Mobile self-checkout continues to gain traction among big U.S. retailers. This time, it’s Sam’s Club experimenting with a new mobile app designed for a smaller club store concept, as the following CNBC article reports.
Sam’s Club is opening a location in Dallas that will allow customers to scan and pay for their groceries with an app — without a cashier or standing in the checkout line.
It comes at a time when many retailers, including Sam’s Club owner, Walmart, Target, Kroger and Macy’s, are playing with technology in stores to appeal to customers, cut costs and grow sales. The opening also comes in a market ripe with competition in the grocery industry — Whole Foods is headquartered in Texas and H-E-B is popular there.
At the Dallas location, shoppers will be introduced to a new “Sam’s Club Now” app that builds on its existing “Shop and Go” app.
At first, the so-called lab will be available only for a small number of people, according to the company. A wider rollout is to follow. It’s a similar strategy Amazon used when it introduced its cashierless Amazon Go store in Seattle. First, it was only open to Amazon’s employees.
At 32,000 square feet, Sam’s Club said the new store will be about a quarter of the size of its traditional store, with a focus on food — produce, meat and alcohol.
Sam’s Club is no stranger to mobile order and pay as its current Scan & Go mobile app is operational in all its club stores. The new mobile app is in testing phase, and has some different features compared to Scan & Go. Sam’s is taking an integrated approach by providing shoppers with prompts based on buying patterns. The technology push here is that Sam’s is loading up with store cameras and machine learning to understand customer shopping habits as well as handle store inventory management. This is not the same as the Amazon Go store where cameras and sensors are used to charge the customer’s payment card on file. At Sam’s Club, the customer will still have to scan each product using the app and then have an exit monitor check the digital receipt.

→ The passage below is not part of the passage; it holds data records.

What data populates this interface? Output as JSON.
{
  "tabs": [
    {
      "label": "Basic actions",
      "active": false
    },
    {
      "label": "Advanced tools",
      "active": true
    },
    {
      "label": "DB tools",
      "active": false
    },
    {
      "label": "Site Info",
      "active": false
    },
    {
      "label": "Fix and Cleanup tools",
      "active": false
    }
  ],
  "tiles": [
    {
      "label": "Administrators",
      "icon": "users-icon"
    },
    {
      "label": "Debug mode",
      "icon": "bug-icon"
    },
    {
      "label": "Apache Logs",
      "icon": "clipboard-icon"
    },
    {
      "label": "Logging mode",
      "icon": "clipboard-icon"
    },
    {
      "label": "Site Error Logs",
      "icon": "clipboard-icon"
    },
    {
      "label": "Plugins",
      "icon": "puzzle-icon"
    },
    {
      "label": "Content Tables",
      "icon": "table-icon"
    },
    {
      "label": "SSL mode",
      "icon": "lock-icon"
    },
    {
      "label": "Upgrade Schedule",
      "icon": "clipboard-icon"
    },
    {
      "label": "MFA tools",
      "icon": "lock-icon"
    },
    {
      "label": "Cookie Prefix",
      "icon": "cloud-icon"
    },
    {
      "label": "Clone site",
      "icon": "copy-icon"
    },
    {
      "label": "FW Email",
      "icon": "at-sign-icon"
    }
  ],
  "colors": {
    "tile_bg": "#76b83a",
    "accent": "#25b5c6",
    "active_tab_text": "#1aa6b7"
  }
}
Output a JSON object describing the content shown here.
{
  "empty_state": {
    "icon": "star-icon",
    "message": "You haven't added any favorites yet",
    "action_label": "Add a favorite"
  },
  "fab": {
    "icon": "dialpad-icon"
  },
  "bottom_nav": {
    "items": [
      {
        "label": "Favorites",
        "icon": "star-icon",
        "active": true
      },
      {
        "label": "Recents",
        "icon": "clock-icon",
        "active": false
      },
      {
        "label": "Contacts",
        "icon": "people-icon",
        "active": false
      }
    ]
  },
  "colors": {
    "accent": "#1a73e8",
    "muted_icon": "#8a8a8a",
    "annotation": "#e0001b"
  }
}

In any case, this pilot bears close watching as there seems to be a lot of potential to enhance the customer in-store experience as well as to help with store inventory control.
Overview by Raymond Pucci, Director, Merchant Services at Mercator Advisory Group